The chapter examines the juridical construction of working woman in Italian cities during the medieval to modern period. In fact, the world of work and production had been generally thought by medieval and early modern jurists to be a sphere best left to self-regulation by the interested parties, an autonomous field, if not quite extraneous to the grand systems of Roman and canon law. But many regulatory and legal sources demonstrate the relevance of merchant and working women in the economic system. This sources concern three items, regarding female work and family roles: female membership and activities in the Italian guilds; women’s property and capability to act; the relationship between dowry and salary. In any case, normative systems and legal opinions recognize a very different and exceptional status to those women who are recognized as “merchants”.
|Titolo della pubblicazione ospite||Gender, Law and Economic Well-Being in Europe from the Fifteenth to the Nineteenth Century: North versus South?’|

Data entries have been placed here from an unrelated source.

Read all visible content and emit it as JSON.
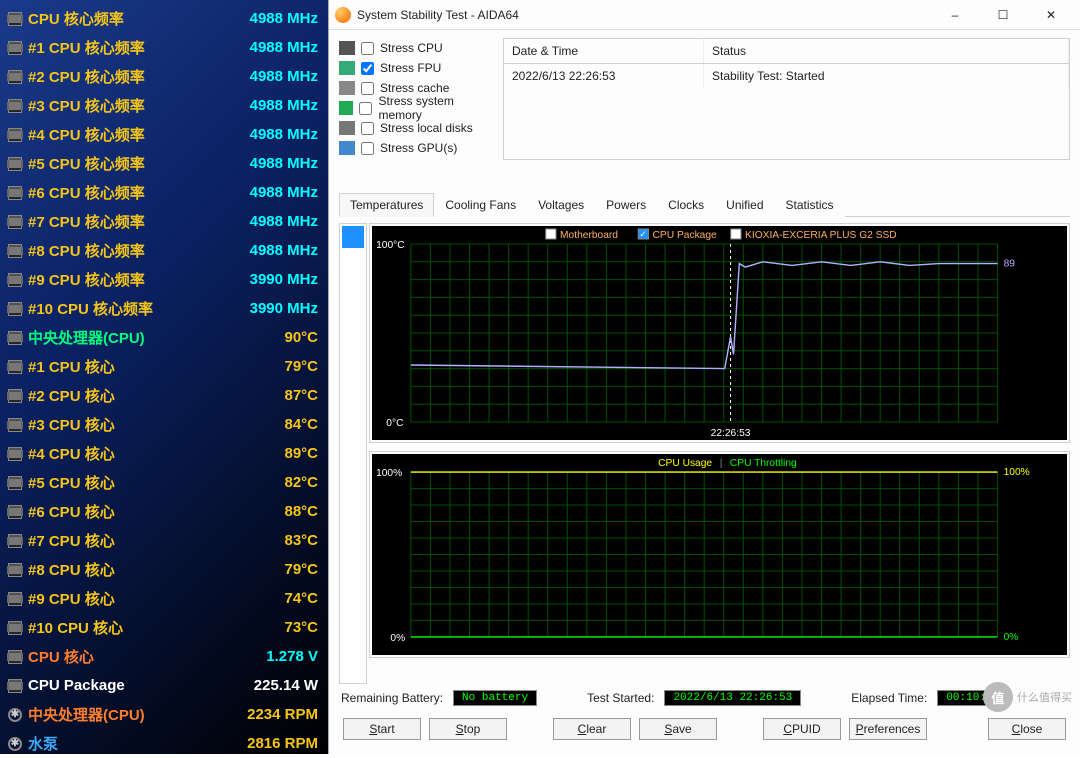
{
  "sidebar": {
    "rows": [
      {
        "icon": "chip",
        "label": "CPU 核心频率",
        "value": "4988 MHz",
        "lc": "c-yellow",
        "vc": "c-cyan"
      },
      {
        "icon": "chip",
        "label": "#1 CPU 核心频率",
        "value": "4988 MHz",
        "lc": "c-yellow",
        "vc": "c-cyan"
      },
      {
        "icon": "chip",
        "label": "#2 CPU 核心频率",
        "value": "4988 MHz",
        "lc": "c-yellow",
        "vc": "c-cyan"
      },
      {
        "icon": "chip",
        "label": "#3 CPU 核心频率",
        "value": "4988 MHz",
        "lc": "c-yellow",
        "vc": "c-cyan"
      },
      {
        "icon": "chip",
        "label": "#4 CPU 核心频率",
        "value": "4988 MHz",
        "lc": "c-yellow",
        "vc": "c-cyan"
      },
      {
        "icon": "chip",
        "label": "#5 CPU 核心频率",
        "value": "4988 MHz",
        "lc": "c-yellow",
        "vc": "c-cyan"
      },
      {
        "icon": "chip",
        "label": "#6 CPU 核心频率",
        "value": "4988 MHz",
        "lc": "c-yellow",
        "vc": "c-cyan"
      },
      {
        "icon": "chip",
        "label": "#7 CPU 核心频率",
        "value": "4988 MHz",
        "lc": "c-yellow",
        "vc": "c-cyan"
      },
      {
        "icon": "chip",
        "label": "#8 CPU 核心频率",
        "value": "4988 MHz",
        "lc": "c-yellow",
        "vc": "c-cyan"
      },
      {
        "icon": "chip",
        "label": "#9 CPU 核心频率",
        "value": "3990 MHz",
        "lc": "c-yellow",
        "vc": "c-cyan"
      },
      {
        "icon": "chip",
        "label": "#10 CPU 核心频率",
        "value": "3990 MHz",
        "lc": "c-yellow",
        "vc": "c-cyan"
      },
      {
        "icon": "chip",
        "label": "中央处理器(CPU)",
        "value": "90°C",
        "lc": "c-green",
        "vc": "c-yellow"
      },
      {
        "icon": "chip",
        "label": "#1 CPU 核心",
        "value": "79°C",
        "lc": "c-yellow",
        "vc": "c-yellow"
      },
      {
        "icon": "chip",
        "label": "#2 CPU 核心",
        "value": "87°C",
        "lc": "c-yellow",
        "vc": "c-yellow"
      },
      {
        "icon": "chip",
        "label": "#3 CPU 核心",
        "value": "84°C",
        "lc": "c-yellow",
        "vc": "c-yellow"
      },
      {
        "icon": "chip",
        "label": "#4 CPU 核心",
        "value": "89°C",
        "lc": "c-yellow",
        "vc": "c-yellow"
      },
      {
        "icon": "chip",
        "label": "#5 CPU 核心",
        "value": "82°C",
        "lc": "c-yellow",
        "vc": "c-yellow"
      },
      {
        "icon": "chip",
        "label": "#6 CPU 核心",
        "value": "88°C",
        "lc": "c-yellow",
        "vc": "c-yellow"
      },
      {
        "icon": "chip",
        "label": "#7 CPU 核心",
        "value": "83°C",
        "lc": "c-yellow",
        "vc": "c-yellow"
      },
      {
        "icon": "chip",
        "label": "#8 CPU 核心",
        "value": "79°C",
        "lc": "c-yellow",
        "vc": "c-yellow"
      },
      {
        "icon": "chip",
        "label": "#9 CPU 核心",
        "value": "74°C",
        "lc": "c-yellow",
        "vc": "c-yellow"
      },
      {
        "icon": "chip",
        "label": "#10 CPU 核心",
        "value": "73°C",
        "lc": "c-yellow",
        "vc": "c-yellow"
      },
      {
        "icon": "chip",
        "label": "CPU 核心",
        "value": "1.278 V",
        "lc": "c-orange",
        "vc": "c-cyan"
      },
      {
        "icon": "chip",
        "label": "CPU Package",
        "value": "225.14 W",
        "lc": "c-white",
        "vc": "c-white"
      },
      {
        "icon": "fan",
        "label": "中央处理器(CPU)",
        "value": "2234 RPM",
        "lc": "c-orange",
        "vc": "c-yellow"
      },
      {
        "icon": "fan",
        "label": "水泵",
        "value": "2816 RPM",
        "lc": "c-blue",
        "vc": "c-yellow"
      }
    ]
  },
  "window": {
    "title": "System Stability Test - AIDA64",
    "minimize": "–",
    "maximize": "☐",
    "close": "✕"
  },
  "checks": [
    {
      "icon": "cpu",
      "label": "Stress CPU",
      "checked": false
    },
    {
      "icon": "fpu",
      "label": "Stress FPU",
      "checked": true
    },
    {
      "icon": "cache",
      "label": "Stress cache",
      "checked": false
    },
    {
      "icon": "mem",
      "label": "Stress system memory",
      "checked": false
    },
    {
      "icon": "disk",
      "label": "Stress local disks",
      "checked": false
    },
    {
      "icon": "gpu",
      "label": "Stress GPU(s)",
      "checked": false
    }
  ],
  "status_table": {
    "headers": [
      "Date & Time",
      "Status"
    ],
    "rows": [
      [
        "2022/6/13 22:26:53",
        "Stability Test: Started"
      ]
    ]
  },
  "tabs": [
    "Temperatures",
    "Cooling Fans",
    "Voltages",
    "Powers",
    "Clocks",
    "Unified",
    "Statistics"
  ],
  "active_tab": "Temperatures",
  "legend_temp": [
    {
      "label": "Motherboard",
      "checked": false,
      "color": "#ffffff"
    },
    {
      "label": "CPU Package",
      "checked": true,
      "color": "#c0c0ff"
    },
    {
      "label": "KIOXIA-EXCERIA PLUS G2 SSD",
      "checked": false,
      "color": "#ffffff"
    }
  ],
  "legend_usage": [
    {
      "label": "CPU Usage",
      "color": "#ffff00"
    },
    {
      "label": "CPU Throttling",
      "color": "#00ff00"
    }
  ],
  "chart_data": [
    {
      "type": "line",
      "title": "Temperatures",
      "xlabel_marker": "22:26:53",
      "ylabel_top": "100°C",
      "ylabel_bot": "0°C",
      "ylim": [
        0,
        100
      ],
      "series": [
        {
          "name": "CPU Package",
          "values": [
            {
              "x": 0,
              "y": 32
            },
            {
              "x": 0.535,
              "y": 30
            },
            {
              "x": 0.545,
              "y": 48
            },
            {
              "x": 0.55,
              "y": 38
            },
            {
              "x": 0.56,
              "y": 89
            },
            {
              "x": 0.57,
              "y": 87
            },
            {
              "x": 0.6,
              "y": 90
            },
            {
              "x": 0.65,
              "y": 88
            },
            {
              "x": 0.7,
              "y": 90
            },
            {
              "x": 0.75,
              "y": 88
            },
            {
              "x": 0.8,
              "y": 90
            },
            {
              "x": 0.85,
              "y": 88
            },
            {
              "x": 0.9,
              "y": 89
            },
            {
              "x": 0.95,
              "y": 89
            },
            {
              "x": 1.0,
              "y": 89
            }
          ],
          "end_label": "89",
          "color": "#b0b0ff"
        }
      ],
      "marker_x": 0.545
    },
    {
      "type": "line",
      "title": "CPU Usage / Throttling",
      "ylabel_top": "100%",
      "ylabel_bot": "0%",
      "ylim": [
        0,
        100
      ],
      "series": [
        {
          "name": "CPU Usage",
          "values": [
            {
              "x": 0,
              "y": 100
            },
            {
              "x": 1,
              "y": 100
            }
          ],
          "end_label": "100%",
          "color": "#ffff00"
        },
        {
          "name": "CPU Throttling",
          "values": [
            {
              "x": 0,
              "y": 0
            },
            {
              "x": 1,
              "y": 0
            }
          ],
          "end_label": "0%",
          "color": "#00ff00"
        }
      ]
    }
  ],
  "status_line": {
    "battery_lbl": "Remaining Battery:",
    "battery_val": "No battery",
    "started_lbl": "Test Started:",
    "started_val": "2022/6/13 22:26:53",
    "elapsed_lbl": "Elapsed Time:",
    "elapsed_val": "00:10:48"
  },
  "buttons": [
    "Start",
    "Stop",
    "Clear",
    "Save",
    "CPUID",
    "Preferences",
    "Close"
  ],
  "watermark": "什么值得买"
}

|Numero di pagine||15|
|Stato di pubblicazione||Published - 2018|
Serie di pubblicazioni
|Nome||GENDER AND WELL-BEING|
All Science Journal Classification (ASJC) codes
- Social Sciences(all)
Feci, S. (2018). Exceptional women: Female merchants and working women in Italy in the early modern period. In Gender, Law and Economic Well-Being in Europe from the Fifteenth to the Nineteenth Century: North versus South?’ (pagg. 62-76). (GENDER AND WELL-BEING).